In a past article I addressed the reasoning behind accumulating a Cost of Production Cash Reserve when income is positive to assist with managing farm expenses during economic downturns. The same need for a cash reserve exists to manage the 800 pound gorilla that lives with every farm family. That 800 pound gorilla is Family Living Expenses, which all too often sneaks up and lays the family low during times of farm financial distress. The question to be addressed is, “What will you do if farm income declines for several months?”
Farm families have not historically managed family living expenses in the same manner as a wage earner. The farm often is the source of income, a lifestyle, a home, and a part of the family ethos, so the pot of money blends together blurring farm operating expenses and family living expenses. However, just like there is a great need in agriculture to institute enterprise accounting, i.e. keeping records of each enterprise on the farm (milking cows, heifers, corn, hay, beef herd, etc.) so you can actually determine the profitable enterprise and the money loser, family living expenses need to be tracked so they can be managed. Financial distress creates havoc with the management of the farm and it can also create stress and havoc within the family. The family becomes so focused in trying to keep the farm afloat they may not manage the financial stress that wears down even the strongest families. Separating farm and family accounts and savings allows the money manager time to make decisions rather than just reacting to the situation.

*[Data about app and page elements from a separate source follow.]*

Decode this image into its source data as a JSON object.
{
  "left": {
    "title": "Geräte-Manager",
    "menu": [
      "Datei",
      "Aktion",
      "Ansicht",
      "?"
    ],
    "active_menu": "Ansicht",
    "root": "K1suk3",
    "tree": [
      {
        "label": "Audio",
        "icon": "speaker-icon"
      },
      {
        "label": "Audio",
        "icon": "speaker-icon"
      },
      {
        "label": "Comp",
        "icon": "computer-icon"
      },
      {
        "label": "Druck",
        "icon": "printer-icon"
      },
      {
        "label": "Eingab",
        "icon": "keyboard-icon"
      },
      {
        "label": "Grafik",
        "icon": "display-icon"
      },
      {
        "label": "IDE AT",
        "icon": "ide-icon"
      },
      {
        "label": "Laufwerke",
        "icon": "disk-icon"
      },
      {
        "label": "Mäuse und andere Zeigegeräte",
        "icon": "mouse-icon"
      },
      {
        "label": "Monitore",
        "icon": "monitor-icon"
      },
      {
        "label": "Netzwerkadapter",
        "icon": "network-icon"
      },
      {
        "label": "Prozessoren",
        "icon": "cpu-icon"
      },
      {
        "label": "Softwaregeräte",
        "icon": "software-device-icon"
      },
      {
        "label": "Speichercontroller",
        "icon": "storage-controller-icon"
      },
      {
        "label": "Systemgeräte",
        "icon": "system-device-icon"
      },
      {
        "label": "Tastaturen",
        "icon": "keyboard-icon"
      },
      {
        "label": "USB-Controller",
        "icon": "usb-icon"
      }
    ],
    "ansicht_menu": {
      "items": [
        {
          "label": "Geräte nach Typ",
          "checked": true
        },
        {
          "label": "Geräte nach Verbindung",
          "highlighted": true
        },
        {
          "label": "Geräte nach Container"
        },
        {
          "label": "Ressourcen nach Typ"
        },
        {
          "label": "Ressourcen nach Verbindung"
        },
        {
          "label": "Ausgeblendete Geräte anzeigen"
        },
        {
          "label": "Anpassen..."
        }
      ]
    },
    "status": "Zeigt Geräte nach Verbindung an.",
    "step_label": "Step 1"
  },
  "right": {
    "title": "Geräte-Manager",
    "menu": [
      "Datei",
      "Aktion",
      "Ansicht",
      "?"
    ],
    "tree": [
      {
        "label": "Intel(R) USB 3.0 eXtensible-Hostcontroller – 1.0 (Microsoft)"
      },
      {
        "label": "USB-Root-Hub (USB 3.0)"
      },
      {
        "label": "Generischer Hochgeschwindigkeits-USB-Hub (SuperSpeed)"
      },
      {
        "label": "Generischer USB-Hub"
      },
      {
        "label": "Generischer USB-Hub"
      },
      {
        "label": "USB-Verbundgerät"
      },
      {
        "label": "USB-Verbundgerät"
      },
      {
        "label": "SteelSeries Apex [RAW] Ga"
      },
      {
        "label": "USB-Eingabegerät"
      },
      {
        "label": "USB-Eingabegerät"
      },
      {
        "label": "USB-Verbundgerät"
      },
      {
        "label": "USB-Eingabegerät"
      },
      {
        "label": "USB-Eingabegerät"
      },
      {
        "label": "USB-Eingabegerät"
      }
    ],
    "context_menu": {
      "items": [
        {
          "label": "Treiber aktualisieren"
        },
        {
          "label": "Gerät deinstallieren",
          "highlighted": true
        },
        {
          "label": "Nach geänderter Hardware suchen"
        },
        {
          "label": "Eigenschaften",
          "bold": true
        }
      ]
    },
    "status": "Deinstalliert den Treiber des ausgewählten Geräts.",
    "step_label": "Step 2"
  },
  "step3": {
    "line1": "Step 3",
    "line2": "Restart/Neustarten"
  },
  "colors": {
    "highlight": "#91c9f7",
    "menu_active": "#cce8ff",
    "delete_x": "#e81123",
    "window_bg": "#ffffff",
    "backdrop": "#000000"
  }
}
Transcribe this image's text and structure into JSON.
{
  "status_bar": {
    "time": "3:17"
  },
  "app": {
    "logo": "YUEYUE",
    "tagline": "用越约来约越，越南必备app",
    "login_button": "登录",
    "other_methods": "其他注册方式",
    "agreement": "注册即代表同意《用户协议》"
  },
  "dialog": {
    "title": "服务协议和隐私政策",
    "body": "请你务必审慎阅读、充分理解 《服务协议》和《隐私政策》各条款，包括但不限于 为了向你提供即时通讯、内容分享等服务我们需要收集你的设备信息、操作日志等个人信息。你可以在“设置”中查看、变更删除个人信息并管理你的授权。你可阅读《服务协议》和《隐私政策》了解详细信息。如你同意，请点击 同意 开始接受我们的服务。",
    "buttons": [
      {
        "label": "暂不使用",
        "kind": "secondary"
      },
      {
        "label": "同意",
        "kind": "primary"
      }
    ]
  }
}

The first step is to determine your necessary family living expenses. Some Mid-West surveys show that Family Living Expense for a farm family of four is well over $50,000 per year. Tracking family living expenses and developing a budget requires effort to get it right rather than a close-enough guess. Start with determining exactly what comprises your family living expenses and the amount of money you spend on each category: food, medical, charity, education, recreation, etc. What do you spend for food? This includes not only the grocery store but restaurants and even milk from the bulk tank or a slaughtered beef because it has a value to you. It may not be the same as the grocery store price but the cost of raising and processing the foodstuff needs to be counted since without the benefit of the farm you would have to pay for it. Your home may be part of the farm but it has a value, whether it is fair-market rental or the value of taxes, insurance, upkeep, utilities, etc.
The next step is to determine how much money you need in a reserve. It is important to note that consumption, i.e. what you have been spending, may not be necessary living expenses. But if you have developed an accurate budget you can then pare the amount down to the essentials necessary to keep the family functioning at a level of your choosing. Then you decide how large of a cushion to accumulate. In the non-farm community past recommendations have been that that families accumulate a reserve equal to 3-6 months of living expenses. With the length of this downturn it may be wise to move that to a 6-12 month reserve.
The last steps are where to park the money and when to use the money in the Family Reserve Account. This is not a bank account to fund the farm during hard times because you addressed that issue with the COP Cash Reserve and it is not a vacation account. It has a specific purpose of sitting in a safe and reasonably accessible account until the farm can no longer pay a living wage for some period of time.
Of course in reality, it is impossible to start squirreling money away for the farm or family until profitability returns. But it is not too early to plan for future profitability. Without a plan it is amazing how money tends to “slip” away whether for new equipment, expansion, paying off debts or living expenses. All may be valid and needed but an orderly, thought out process is required to insure your goals are met. During the planning stage you will want to decide the trigger for using these funds just like you should determine what triggers the use of the farm cash reserve. A last point is to realize that accumulating cash reserves is a methodical process that requires time.
Virginia Cooperative Extension materials are available for public use, re-print, or citation without further permission, provided the use includes credit to the author and to Virginia Cooperative Extension, Virginia Tech, and Virginia State University.
Issued in furtherance of Cooperative Extension work, Virginia Polytechnic Institute and State University, Virginia State University, and the U.S. Department of Agriculture cooperating. Alan L. Grant, Dean, College of Agriculture and Life Sciences; Edwin J. Jones, Director, Virginia Cooperative Extension, Virginia Tech, Blacksburg; Jewel E. Hairston, Administrator, 1890 Extension Program, Virginia State, Petersburg.
February 8, 2010